· Gail E., Czaika (2010) Starbucks cups: trash or treasure? an example of facilitated systems thinking assisting stakeholders in designing their own system to recycle take-away (Publisher: Massachusetts Institute of Technology cups)
https://dspace.mit.edu/handle/1721.1/59229 (Accessed on3rd of March).
· Niemuth S., Hamann L., Luschnat K., Smolarz P., and Golombek S. (2014)
CSR in the Coffee Industry: Sustainability Issues at Nestlé-Nespresso and Starbucks
http://188.8.131.52/index.php/Jempas/article/view/43 (Accessed on 4th of March).
· Petritsch A. , Starbucks’ Racial-Bias Crisis: Toward a Rhetoric of Renewal. (Pages 215–227) (Published online: 30 Sep 2019) https://www-tandfonline-com.ezproxy.herts.ac.uk/doi/full/10.1080/23736992.2019.1673757
(Accessed on 5th March,2020)
· Starbucks, 2020. (official website of Starbucks)
https://www.starbucks.co.uk/ (Accessed on 28th of February).
· The Guardian (14th May, 2012) The first Starbucks coffee shop, Seattle — a history of cities in 50 buildings, day 36. https://www.theguardian.com/cities/2015/may/14/the-first-starbucks-coffee-shop-seattle-a-history-of-cities-in-50-buildings-day-36 (Accessed on 6th March,2020)
· The Guardian (29th May, 2018) Starbucks closes more than 8,000 US cafes for racial bias training
https://www.theguardian.com/business/2018/may/29/starbucks-coffee-shops-racial-bias-training (Accessed on 9th March,2020)
· The Guardian (1st November, 2012) Starbucks dismisses tax avoidance claims
https://www.theguardian.com/business/2012/nov/01/starbucks-dismisses-tax-avoidance-claims (Accessed on 11th March, 2020)
· Thompson C. and Arsel Z., The Starbucks Brandscape and Consumers’ (Anticorporate) Experiences of Glocalization.

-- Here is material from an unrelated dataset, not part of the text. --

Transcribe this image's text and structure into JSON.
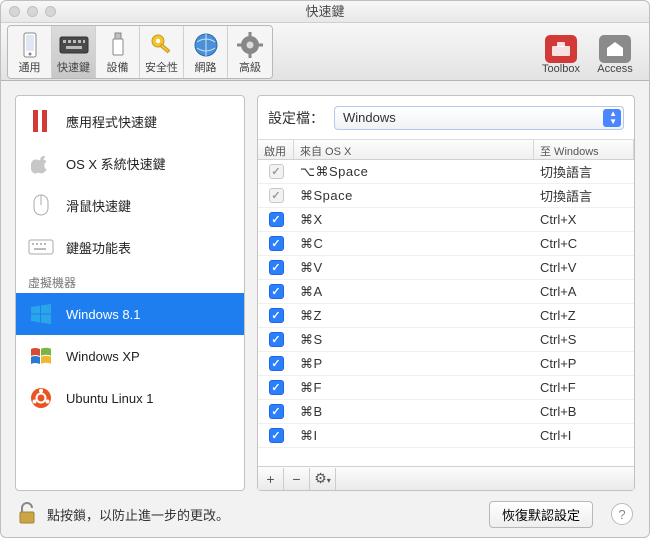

Author Notes Journal of Consumer Research, Volume 31, Issue 3, December 2004, Pages 631–642. https://doi.org/10.1086/425098 (Accessed on 9th March,2020)